- [Task objective] Copy out the entries below in full and exactly.

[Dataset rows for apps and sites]
........

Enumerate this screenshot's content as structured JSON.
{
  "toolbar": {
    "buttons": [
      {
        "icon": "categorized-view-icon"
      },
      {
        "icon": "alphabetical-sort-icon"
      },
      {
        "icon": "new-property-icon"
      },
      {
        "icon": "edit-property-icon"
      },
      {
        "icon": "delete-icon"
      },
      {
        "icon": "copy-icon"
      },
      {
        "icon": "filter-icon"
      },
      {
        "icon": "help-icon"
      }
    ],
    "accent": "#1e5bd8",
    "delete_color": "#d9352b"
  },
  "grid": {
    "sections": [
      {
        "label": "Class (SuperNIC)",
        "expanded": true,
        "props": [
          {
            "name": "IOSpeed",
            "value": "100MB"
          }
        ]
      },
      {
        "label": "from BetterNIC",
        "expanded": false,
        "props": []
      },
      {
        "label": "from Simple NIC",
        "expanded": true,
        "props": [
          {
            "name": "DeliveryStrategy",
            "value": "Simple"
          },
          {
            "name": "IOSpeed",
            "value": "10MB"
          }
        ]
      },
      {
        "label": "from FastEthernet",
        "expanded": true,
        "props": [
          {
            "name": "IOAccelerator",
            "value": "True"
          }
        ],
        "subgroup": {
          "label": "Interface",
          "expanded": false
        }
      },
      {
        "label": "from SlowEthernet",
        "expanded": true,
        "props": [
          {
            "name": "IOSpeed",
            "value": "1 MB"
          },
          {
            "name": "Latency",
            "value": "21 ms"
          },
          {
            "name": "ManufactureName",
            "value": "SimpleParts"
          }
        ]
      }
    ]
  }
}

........

- [Output of the exercise]
Enumerate this screenshot's content as structured JSON.
{
  "toolbar": {
    "buttons": [
      {
        "icon": "categorized-view-icon"
      },
      {
        "icon": "alphabetical-sort-icon"
      },
      {
        "icon": "new-property-icon"
      },
      {
        "icon": "edit-property-icon"
      },
      {
        "icon": "delete-icon"
      },
      {
        "icon": "copy-icon"
      },
      {
        "icon": "filter-icon"
      },
      {
        "icon": "help-icon"
      }
    ],
    "accent": "#1e5bd8",
    "delete_color": "#d9352b"
  },
  "grid": {
    "sections": [
      {
        "label": "Class (SuperNIC)",
        "expanded": true,
        "props": [
          {
            "name": "IOSpeed",
            "value": "100MB"
          }
        ]
      },
      {
        "label": "from BetterNIC",
        "expanded": false,
        "props": []
      },
      {
        "label": "from Simple NIC",
        "expanded": true,
        "props": [
          {
            "name": "DeliveryStrategy",
            "value": "Simple"
          },
          {
            "name": "IOSpeed",
            "value": "10MB"
          }
        ]
      },
      {
        "label": "from FastEthernet",
        "expanded": true,
        "props": [
          {
            "name": "IOAccelerator",
            "value": "True"
          }
        ],
        "subgroup": {
          "label": "Interface",
          "expanded": false
        }
      },
      {
        "label": "from SlowEthernet",
        "expanded": true,
        "props": [
          {
            "name": "IOSpeed",
            "value": "1 MB"
          },
          {
            "name": "Latency",
            "value": "21 ms"
          },
          {
            "name": "ManufactureName",
            "value": "SimpleParts"
          }
        ]
      }
    ]
  }
}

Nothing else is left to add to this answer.